SOURCE DATA below:

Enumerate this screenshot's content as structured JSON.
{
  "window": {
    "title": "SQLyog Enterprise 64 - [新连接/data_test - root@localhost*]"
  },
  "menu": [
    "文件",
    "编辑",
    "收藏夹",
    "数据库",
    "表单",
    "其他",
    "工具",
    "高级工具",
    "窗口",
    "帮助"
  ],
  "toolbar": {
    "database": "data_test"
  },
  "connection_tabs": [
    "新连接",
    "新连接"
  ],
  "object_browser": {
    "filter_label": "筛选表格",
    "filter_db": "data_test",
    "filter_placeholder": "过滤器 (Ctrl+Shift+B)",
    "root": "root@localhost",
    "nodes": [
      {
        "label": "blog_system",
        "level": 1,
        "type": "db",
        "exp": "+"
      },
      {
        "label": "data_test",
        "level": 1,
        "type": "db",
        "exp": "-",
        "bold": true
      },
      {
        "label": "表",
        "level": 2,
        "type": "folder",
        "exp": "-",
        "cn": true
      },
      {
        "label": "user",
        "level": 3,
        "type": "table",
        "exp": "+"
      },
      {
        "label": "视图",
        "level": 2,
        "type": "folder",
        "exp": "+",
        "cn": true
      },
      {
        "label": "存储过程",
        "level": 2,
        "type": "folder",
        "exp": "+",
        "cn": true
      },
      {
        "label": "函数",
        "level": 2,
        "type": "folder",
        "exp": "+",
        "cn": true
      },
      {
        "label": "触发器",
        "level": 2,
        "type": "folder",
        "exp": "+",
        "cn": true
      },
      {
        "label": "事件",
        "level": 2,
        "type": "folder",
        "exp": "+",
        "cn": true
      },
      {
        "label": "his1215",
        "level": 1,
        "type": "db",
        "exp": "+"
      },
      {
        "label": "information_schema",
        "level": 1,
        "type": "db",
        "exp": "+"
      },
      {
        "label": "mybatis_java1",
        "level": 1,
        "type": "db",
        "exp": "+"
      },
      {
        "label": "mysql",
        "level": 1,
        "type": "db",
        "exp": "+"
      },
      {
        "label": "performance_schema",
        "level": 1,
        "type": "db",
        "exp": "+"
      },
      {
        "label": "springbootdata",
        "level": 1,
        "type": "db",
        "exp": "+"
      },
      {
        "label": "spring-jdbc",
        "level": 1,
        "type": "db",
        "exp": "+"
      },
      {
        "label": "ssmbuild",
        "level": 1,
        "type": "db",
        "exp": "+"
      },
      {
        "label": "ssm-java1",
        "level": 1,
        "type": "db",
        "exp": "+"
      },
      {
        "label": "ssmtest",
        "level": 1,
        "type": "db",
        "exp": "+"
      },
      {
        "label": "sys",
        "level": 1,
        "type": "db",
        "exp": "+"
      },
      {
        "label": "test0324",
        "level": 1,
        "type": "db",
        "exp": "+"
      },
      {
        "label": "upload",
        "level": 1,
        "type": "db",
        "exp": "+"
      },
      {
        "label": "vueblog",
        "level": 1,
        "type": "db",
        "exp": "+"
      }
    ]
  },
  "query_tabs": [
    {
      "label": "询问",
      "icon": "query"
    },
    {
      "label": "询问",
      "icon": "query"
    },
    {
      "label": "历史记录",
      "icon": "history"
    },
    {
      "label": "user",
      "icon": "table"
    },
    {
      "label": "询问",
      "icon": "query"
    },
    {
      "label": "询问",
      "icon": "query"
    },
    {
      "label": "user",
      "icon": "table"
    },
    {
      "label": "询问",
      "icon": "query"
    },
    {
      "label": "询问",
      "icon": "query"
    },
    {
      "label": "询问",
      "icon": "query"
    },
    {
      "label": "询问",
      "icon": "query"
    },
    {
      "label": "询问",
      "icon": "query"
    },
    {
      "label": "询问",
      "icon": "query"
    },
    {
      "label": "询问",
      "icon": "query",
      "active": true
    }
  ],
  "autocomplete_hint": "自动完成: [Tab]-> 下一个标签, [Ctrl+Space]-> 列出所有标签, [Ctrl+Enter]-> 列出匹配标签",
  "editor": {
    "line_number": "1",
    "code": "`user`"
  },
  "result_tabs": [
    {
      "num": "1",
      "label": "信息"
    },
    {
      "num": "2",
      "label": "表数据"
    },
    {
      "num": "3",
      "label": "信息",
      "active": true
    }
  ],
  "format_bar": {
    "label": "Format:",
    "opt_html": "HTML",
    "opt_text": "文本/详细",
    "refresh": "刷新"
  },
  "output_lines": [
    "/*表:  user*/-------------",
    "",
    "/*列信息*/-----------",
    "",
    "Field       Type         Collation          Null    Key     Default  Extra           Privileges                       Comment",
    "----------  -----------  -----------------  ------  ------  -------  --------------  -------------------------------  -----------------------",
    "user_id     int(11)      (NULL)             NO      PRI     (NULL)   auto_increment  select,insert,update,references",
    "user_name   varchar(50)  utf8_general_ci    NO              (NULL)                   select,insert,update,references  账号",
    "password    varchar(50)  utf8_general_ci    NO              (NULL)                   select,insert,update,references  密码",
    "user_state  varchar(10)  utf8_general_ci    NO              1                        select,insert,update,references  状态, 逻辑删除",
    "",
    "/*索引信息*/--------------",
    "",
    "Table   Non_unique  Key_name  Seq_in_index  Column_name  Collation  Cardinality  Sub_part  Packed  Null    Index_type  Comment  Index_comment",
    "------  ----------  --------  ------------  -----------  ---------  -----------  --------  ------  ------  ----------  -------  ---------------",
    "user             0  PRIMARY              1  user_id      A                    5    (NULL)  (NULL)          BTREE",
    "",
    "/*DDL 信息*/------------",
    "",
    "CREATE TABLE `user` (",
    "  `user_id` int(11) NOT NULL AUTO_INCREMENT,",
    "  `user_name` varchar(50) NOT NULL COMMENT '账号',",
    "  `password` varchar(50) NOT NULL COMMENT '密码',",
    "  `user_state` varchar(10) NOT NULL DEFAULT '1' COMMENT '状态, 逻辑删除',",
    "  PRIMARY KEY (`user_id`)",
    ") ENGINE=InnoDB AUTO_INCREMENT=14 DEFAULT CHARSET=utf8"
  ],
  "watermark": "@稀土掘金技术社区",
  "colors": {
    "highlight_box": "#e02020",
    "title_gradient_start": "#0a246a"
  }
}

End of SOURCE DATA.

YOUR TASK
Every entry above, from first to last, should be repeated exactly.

RESULT FOR THIS EXERCISE
Enumerate this screenshot's content as structured JSON.
{
  "window": {
    "title": "SQLyog Enterprise 64 - [新连接/data_test - root@localhost*]"
  },
  "menu": [
    "文件",
    "编辑",
    "收藏夹",
    "数据库",
    "表单",
    "其他",
    "工具",
    "高级工具",
    "窗口",
    "帮助"
  ],
  "toolbar": {
    "database": "data_test"
  },
  "connection_tabs": [
    "新连接",
    "新连接"
  ],
  "object_browser": {
    "filter_label": "筛选表格",
    "filter_db": "data_test",
    "filter_placeholder": "过滤器 (Ctrl+Shift+B)",
    "root": "root@localhost",
    "nodes": [
      {
        "label": "blog_system",
        "level": 1,
        "type": "db",
        "exp": "+"
      },
      {
        "label": "data_test",
        "level": 1,
        "type": "db",
        "exp": "-",
        "bold": true
      },
      {
        "label": "表",
        "level": 2,
        "type": "folder",
        "exp": "-",
        "cn": true
      },
      {
        "label": "user",
        "level": 3,
        "type": "table",
        "exp": "+"
      },
      {
        "label": "视图",
        "level": 2,
        "type": "folder",
        "exp": "+",
        "cn": true
      },
      {
        "label": "存储过程",
        "level": 2,
        "type": "folder",
        "exp": "+",
        "cn": true
      },
      {
        "label": "函数",
        "level": 2,
        "type": "folder",
        "exp": "+",
        "cn": true
      },
      {
        "label": "触发器",
        "level": 2,
        "type": "folder",
        "exp": "+",
        "cn": true
      },
      {
        "label": "事件",
        "level": 2,
        "type": "folder",
        "exp": "+",
        "cn": true
      },
      {
        "label": "his1215",
        "level": 1,
        "type": "db",
        "exp": "+"
      },
      {
        "label": "information_schema",
        "level": 1,
        "type": "db",
        "exp": "+"
      },
      {
        "label": "mybatis_java1",
        "level": 1,
        "type": "db",
        "exp": "+"
      },
      {
        "label": "mysql",
        "level": 1,
        "type": "db",
        "exp": "+"
      },
      {
        "label": "performance_schema",
        "level": 1,
        "type": "db",
        "exp": "+"
      },
      {
        "label": "springbootdata",
        "level": 1,
        "type": "db",
        "exp": "+"
      },
      {
        "label": "spring-jdbc",
        "level": 1,
        "type": "db",
        "exp": "+"
      },
      {
        "label": "ssmbuild",
        "level": 1,
        "type": "db",
        "exp": "+"
      },
      {
        "label": "ssm-java1",
        "level": 1,
        "type": "db",
        "exp": "+"
      },
      {
        "label": "ssmtest",
        "level": 1,
        "type": "db",
        "exp": "+"
      },
      {
        "label": "sys",
        "level": 1,
        "type": "db",
        "exp": "+"
      },
      {
        "label": "test0324",
        "level": 1,
        "type": "db",
        "exp": "+"
      },
      {
        "label": "upload",
        "level": 1,
        "type": "db",
        "exp": "+"
      },
      {
        "label": "vueblog",
        "level": 1,
        "type": "db",
        "exp": "+"
      }
    ]
  },
  "query_tabs": [
    {
      "label": "询问",
      "icon": "query"
    },
    {
      "label": "询问",
      "icon": "query"
    },
    {
      "label": "历史记录",
      "icon": "history"
    },
    {
      "label": "user",
      "icon": "table"
    },
    {
      "label": "询问",
      "icon": "query"
    },
    {
      "label": "询问",
      "icon": "query"
    },
    {
      "label": "user",
      "icon": "table"
    },
    {
      "label": "询问",
      "icon": "query"
    },
    {
      "label": "询问",
      "icon": "query"
    },
    {
      "label": "询问",
      "icon": "query"
    },
    {
      "label": "询问",
      "icon": "query"
    },
    {
      "label": "询问",
      "icon": "query"
    },
    {
      "label": "询问",
      "icon": "query"
    },
    {
      "label": "询问",
      "icon": "query",
      "active": true
    }
  ],
  "autocomplete_hint": "自动完成: [Tab]-> 下一个标签, [Ctrl+Space]-> 列出所有标签, [Ctrl+Enter]-> 列出匹配标签",
  "editor": {
    "line_number": "1",
    "code": "`user`"
  },
  "result_tabs": [
    {
      "num": "1",
      "label": "信息"
    },
    {
      "num": "2",
      "label": "表数据"
    },
    {
      "num": "3",
      "label": "信息",
      "active": true
    }
  ],
  "format_bar": {
    "label": "Format:",
    "opt_html": "HTML",
    "opt_text": "文本/详细",
    "refresh": "刷新"
  },
  "output_lines": [
    "/*表:  user*/-------------",
    "",
    "/*列信息*/-----------",
    "",
    "Field       Type         Collation          Null    Key     Default  Extra           Privileges                       Comment",
    "----------  -----------  -----------------  ------  ------  -------  --------------  -------------------------------  -----------------------",
    "user_id     int(11)      (NULL)             NO      PRI     (NULL)   auto_increment  select,insert,update,references",
    "user_name   varchar(50)  utf8_general_ci    NO              (NULL)                   select,insert,update,references  账号",
    "password    varchar(50)  utf8_general_ci    NO              (NULL)                   select,insert,update,references  密码",
    "user_state  varchar(10)  utf8_general_ci    NO              1                        select,insert,update,references  状态, 逻辑删除",
    "",
    "/*索引信息*/--------------",
    "",
    "Table   Non_unique  Key_name  Seq_in_index  Column_name  Collation  Cardinality  Sub_part  Packed  Null    Index_type  Comment  Index_comment",
    "------  ----------  --------  ------------  -----------  ---------  -----------  --------  ------  ------  ----------  -------  ---------------",
    "user             0  PRIMARY              1  user_id      A                    5    (NULL)  (NULL)          BTREE",
    "",
    "/*DDL 信息*/------------",
    "",
    "CREATE TABLE `user` (",
    "  `user_id` int(11) NOT NULL AUTO_INCREMENT,",
    "  `user_name` varchar(50) NOT NULL COMMENT '账号',",
    "  `password` varchar(50) NOT NULL COMMENT '密码',",
    "  `user_state` varchar(10) NOT NULL DEFAULT '1' COMMENT '状态, 逻辑删除',",
    "  PRIMARY KEY (`user_id`)",
    ") ENGINE=InnoDB AUTO_INCREMENT=14 DEFAULT CHARSET=utf8"
  ],
  "watermark": "@稀土掘金技术社区",
  "colors": {
    "highlight_box": "#e02020",
    "title_gradient_start": "#0a246a"
  }
}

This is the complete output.